• _How to complete this task_:
The entries shown below should be output exactly as they appear.

• _Records for the exercise_:
════════════════
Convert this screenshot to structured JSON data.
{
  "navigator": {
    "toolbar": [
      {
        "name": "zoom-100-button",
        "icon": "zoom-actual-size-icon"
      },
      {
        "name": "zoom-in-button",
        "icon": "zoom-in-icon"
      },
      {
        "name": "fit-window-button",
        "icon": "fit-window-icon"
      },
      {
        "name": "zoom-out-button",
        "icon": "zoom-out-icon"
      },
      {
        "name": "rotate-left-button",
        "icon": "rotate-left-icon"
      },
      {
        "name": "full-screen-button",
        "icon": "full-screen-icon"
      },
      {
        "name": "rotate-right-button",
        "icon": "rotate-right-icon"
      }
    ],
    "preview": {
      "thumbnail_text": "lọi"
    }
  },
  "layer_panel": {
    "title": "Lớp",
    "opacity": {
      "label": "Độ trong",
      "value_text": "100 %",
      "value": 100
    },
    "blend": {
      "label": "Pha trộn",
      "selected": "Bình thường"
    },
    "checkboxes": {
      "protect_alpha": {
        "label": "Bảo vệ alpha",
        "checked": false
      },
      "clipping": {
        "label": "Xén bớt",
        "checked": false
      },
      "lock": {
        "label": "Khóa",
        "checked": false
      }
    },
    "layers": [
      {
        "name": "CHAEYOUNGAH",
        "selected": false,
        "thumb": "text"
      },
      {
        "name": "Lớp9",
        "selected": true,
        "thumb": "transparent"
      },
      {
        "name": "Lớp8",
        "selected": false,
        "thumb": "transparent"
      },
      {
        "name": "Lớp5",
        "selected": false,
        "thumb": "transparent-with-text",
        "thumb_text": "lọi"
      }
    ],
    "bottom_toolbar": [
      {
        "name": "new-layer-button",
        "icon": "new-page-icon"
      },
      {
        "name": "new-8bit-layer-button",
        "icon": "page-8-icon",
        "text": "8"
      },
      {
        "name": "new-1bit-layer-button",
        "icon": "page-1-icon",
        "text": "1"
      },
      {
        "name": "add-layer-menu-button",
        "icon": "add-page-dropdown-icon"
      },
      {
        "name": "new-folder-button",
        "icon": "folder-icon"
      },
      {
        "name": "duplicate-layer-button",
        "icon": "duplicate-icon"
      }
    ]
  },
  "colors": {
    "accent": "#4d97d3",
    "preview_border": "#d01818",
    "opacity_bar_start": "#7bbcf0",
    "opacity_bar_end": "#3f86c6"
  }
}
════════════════
• _Answer_:
Convert this screenshot to structured JSON data.
{
  "navigator": {
    "toolbar": [
      {
        "name": "zoom-100-button",
        "icon": "zoom-actual-size-icon"
      },
      {
        "name": "zoom-in-button",
        "icon": "zoom-in-icon"
      },
      {
        "name": "fit-window-button",
        "icon": "fit-window-icon"
      },
      {
        "name": "zoom-out-button",
        "icon": "zoom-out-icon"
      },
      {
        "name": "rotate-left-button",
        "icon": "rotate-left-icon"
      },
      {
        "name": "full-screen-button",
        "icon": "full-screen-icon"
      },
      {
        "name": "rotate-right-button",
        "icon": "rotate-right-icon"
      }
    ],
    "preview": {
      "thumbnail_text": "lọi"
    }
  },
  "layer_panel": {
    "title": "Lớp",
    "opacity": {
      "label": "Độ trong",
      "value_text": "100 %",
      "value": 100
    },
    "blend": {
      "label": "Pha trộn",
      "selected": "Bình thường"
    },
    "checkboxes": {
      "protect_alpha": {
        "label": "Bảo vệ alpha",
        "checked": false
      },
      "clipping": {
        "label": "Xén bớt",
        "checked": false
      },
      "lock": {
        "label": "Khóa",
        "checked": false
      }
    },
    "layers": [
      {
        "name": "CHAEYOUNGAH",
        "selected": false,
        "thumb": "text"
      },
      {
        "name": "Lớp9",
        "selected": true,
        "thumb": "transparent"
      },
      {
        "name": "Lớp8",
        "selected": false,
        "thumb": "transparent"
      },
      {
        "name": "Lớp5",
        "selected": false,
        "thumb": "transparent-with-text",
        "thumb_text": "lọi"
      }
    ],
    "bottom_toolbar": [
      {
        "name": "new-layer-button",
        "icon": "new-page-icon"
      },
      {
        "name": "new-8bit-layer-button",
        "icon": "page-8-icon",
        "text": "8"
      },
      {
        "name": "new-1bit-layer-button",
        "icon": "page-1-icon",
        "text": "1"
      },
      {
        "name": "add-layer-menu-button",
        "icon": "add-page-dropdown-icon"
      },
      {
        "name": "new-folder-button",
        "icon": "folder-icon"
      },
      {
        "name": "duplicate-layer-button",
        "icon": "duplicate-icon"
      }
    ]
  },
  "colors": {
    "accent": "#4d97d3",
    "preview_border": "#d01818",
    "opacity_bar_start": "#7bbcf0",
    "opacity_bar_end": "#3f86c6"
  }
}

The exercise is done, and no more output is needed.